→ PROBLEM STATEMENT:
Copy each of the entries below faithfully, setting aside any pictures.

Element data from apps and pages
────────────────

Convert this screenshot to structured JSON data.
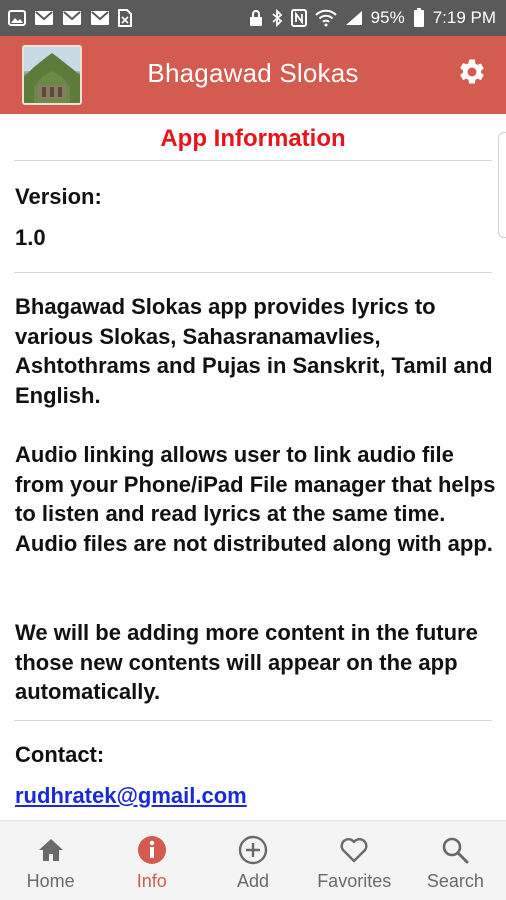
{
  "status_bar": {
    "battery_percent": "95%",
    "time": "7:19 PM",
    "left_icons": [
      "image-icon",
      "mail-icon",
      "mail-icon",
      "mail-icon",
      "sim-card-icon"
    ],
    "right_icons": [
      "lock-icon",
      "bluetooth-icon",
      "nfc-icon",
      "wifi-icon",
      "signal-icon",
      "battery-icon"
    ]
  },
  "app_bar": {
    "title": "Bhagawad Slokas",
    "color": "#d45b4f",
    "logo_icon": "temple-logo",
    "settings_icon": "gear-icon"
  },
  "info": {
    "heading": "App Information",
    "heading_color": "#e8141b",
    "version_label": "Version:",
    "version_value": "1.0",
    "paragraphs": [
      "Bhagawad Slokas app provides lyrics to various Slokas, Sahasranamavlies, Ashtothrams and Pujas in Sanskrit, Tamil and English.",
      "Audio linking allows user to link audio file from your Phone/iPad File manager that helps to listen and read lyrics at the same time.  Audio files are not distributed along with app.",
      "We will be adding more content in the future those new contents will appear on the app automatically."
    ],
    "contact_label": "Contact:",
    "contact_email": "rudhratek@gmail.com"
  },
  "bottom_nav": {
    "items": [
      {
        "label": "Home",
        "icon": "home-icon",
        "active": false
      },
      {
        "label": "Info",
        "icon": "info-icon",
        "active": true
      },
      {
        "label": "Add",
        "icon": "add-circle-icon",
        "active": false
      },
      {
        "label": "Favorites",
        "icon": "heart-icon",
        "active": false
      },
      {
        "label": "Search",
        "icon": "search-icon",
        "active": false
      }
    ],
    "active_color": "#d45b4f"
  }
}
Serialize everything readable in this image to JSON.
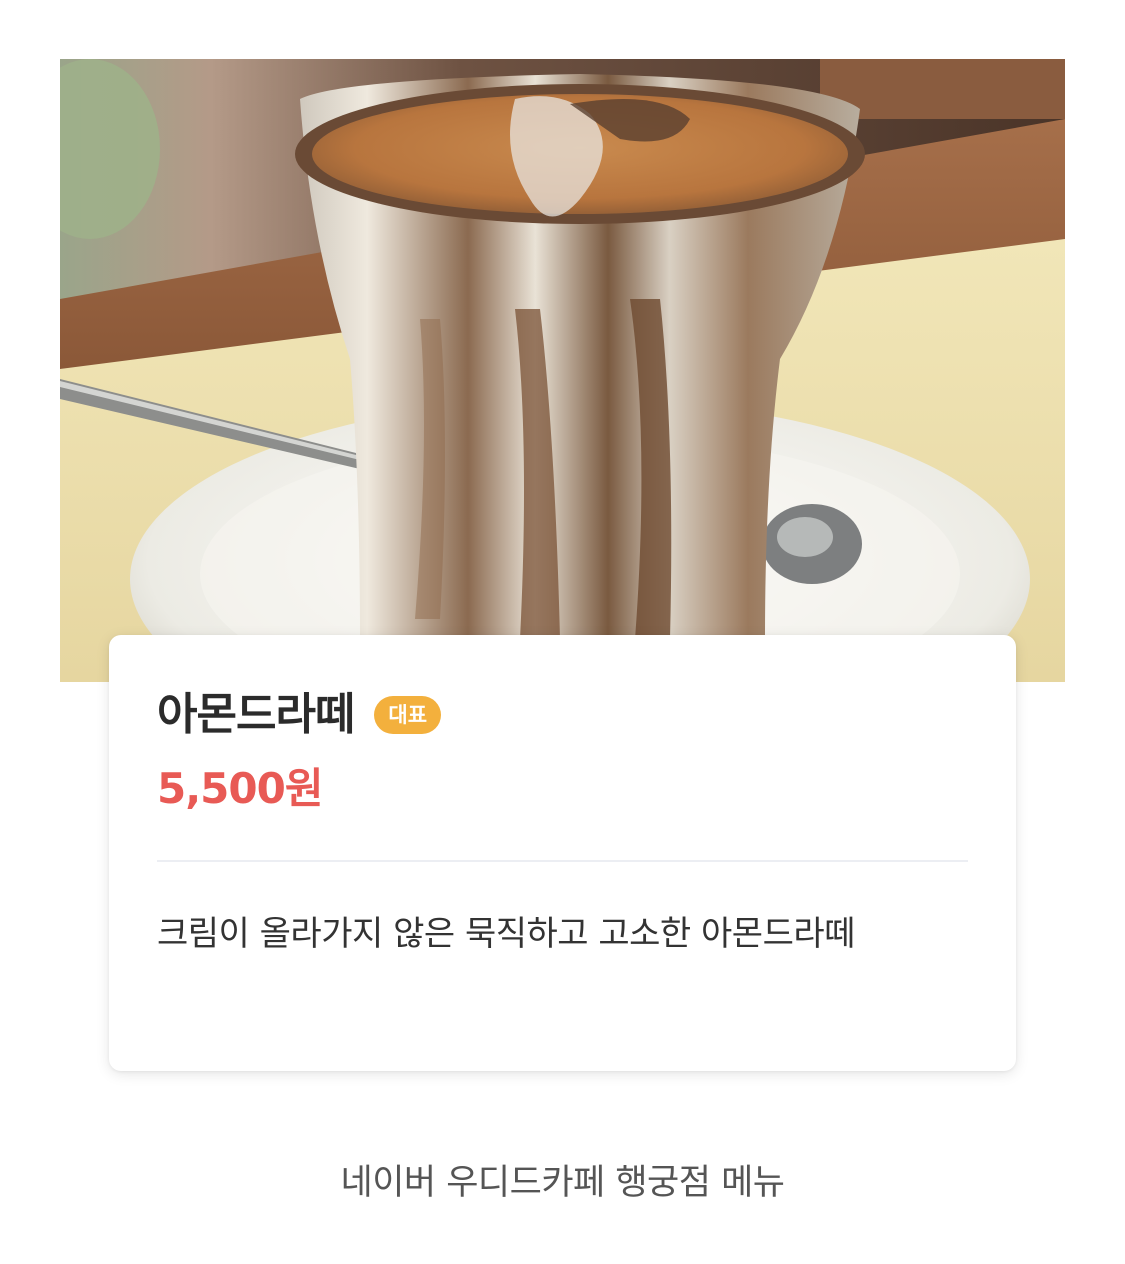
{
  "menu_item": {
    "name": "아몬드라떼",
    "badge": "대표",
    "price": "5,500원",
    "description": "크림이 올라가지 않은 묵직하고 고소한 아몬드라떼"
  },
  "footer": {
    "caption": "네이버 우디드카페 행궁점 메뉴"
  },
  "colors": {
    "price": "#e85a55",
    "badge": "#f3b03d",
    "divider": "#eceef3"
  }
}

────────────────

→ SOLVED EXERCISE:
Convert this screenshot to structured JSON data.
{
  "status_bar": {
    "battery_percent": "95%",
    "time": "7:19 PM",
    "left_icons": [
      "image-icon",
      "mail-icon",
      "mail-icon",
      "mail-icon",
      "sim-card-icon"
    ],
    "right_icons": [
      "lock-icon",
      "bluetooth-icon",
      "nfc-icon",
      "wifi-icon",
      "signal-icon",
      "battery-icon"
    ]
  },
  "app_bar": {
    "title": "Bhagawad Slokas",
    "color": "#d45b4f",
    "logo_icon": "temple-logo",
    "settings_icon": "gear-icon"
  },
  "info": {
    "heading": "App Information",
    "heading_color": "#e8141b",
    "version_label": "Version:",
    "version_value": "1.0",
    "paragraphs": [
      "Bhagawad Slokas app provides lyrics to various Slokas, Sahasranamavlies, Ashtothrams and Pujas in Sanskrit, Tamil and English.",
      "Audio linking allows user to link audio file from your Phone/iPad File manager that helps to listen and read lyrics at the same time.  Audio files are not distributed along with app.",
      "We will be adding more content in the future those new contents will appear on the app automatically."
    ],
    "contact_label": "Contact:",
    "contact_email": "rudhratek@gmail.com"
  },
  "bottom_nav": {
    "items": [
      {
        "label": "Home",
        "icon": "home-icon",
        "active": false
      },
      {
        "label": "Info",
        "icon": "info-icon",
        "active": true
      },
      {
        "label": "Add",
        "icon": "add-circle-icon",
        "active": false
      },
      {
        "label": "Favorites",
        "icon": "heart-icon",
        "active": false
      },
      {
        "label": "Search",
        "icon": "search-icon",
        "active": false
      }
    ],
    "active_color": "#d45b4f"
  }
}
Serialize everything readable in this image to JSON.
{
  "menu_item": {
    "name": "아몬드라떼",
    "badge": "대표",
    "price": "5,500원",
    "description": "크림이 올라가지 않은 묵직하고 고소한 아몬드라떼"
  },
  "footer": {
    "caption": "네이버 우디드카페 행궁점 메뉴"
  },
  "colors": {
    "price": "#e85a55",
    "badge": "#f3b03d",
    "divider": "#eceef3"
  }
}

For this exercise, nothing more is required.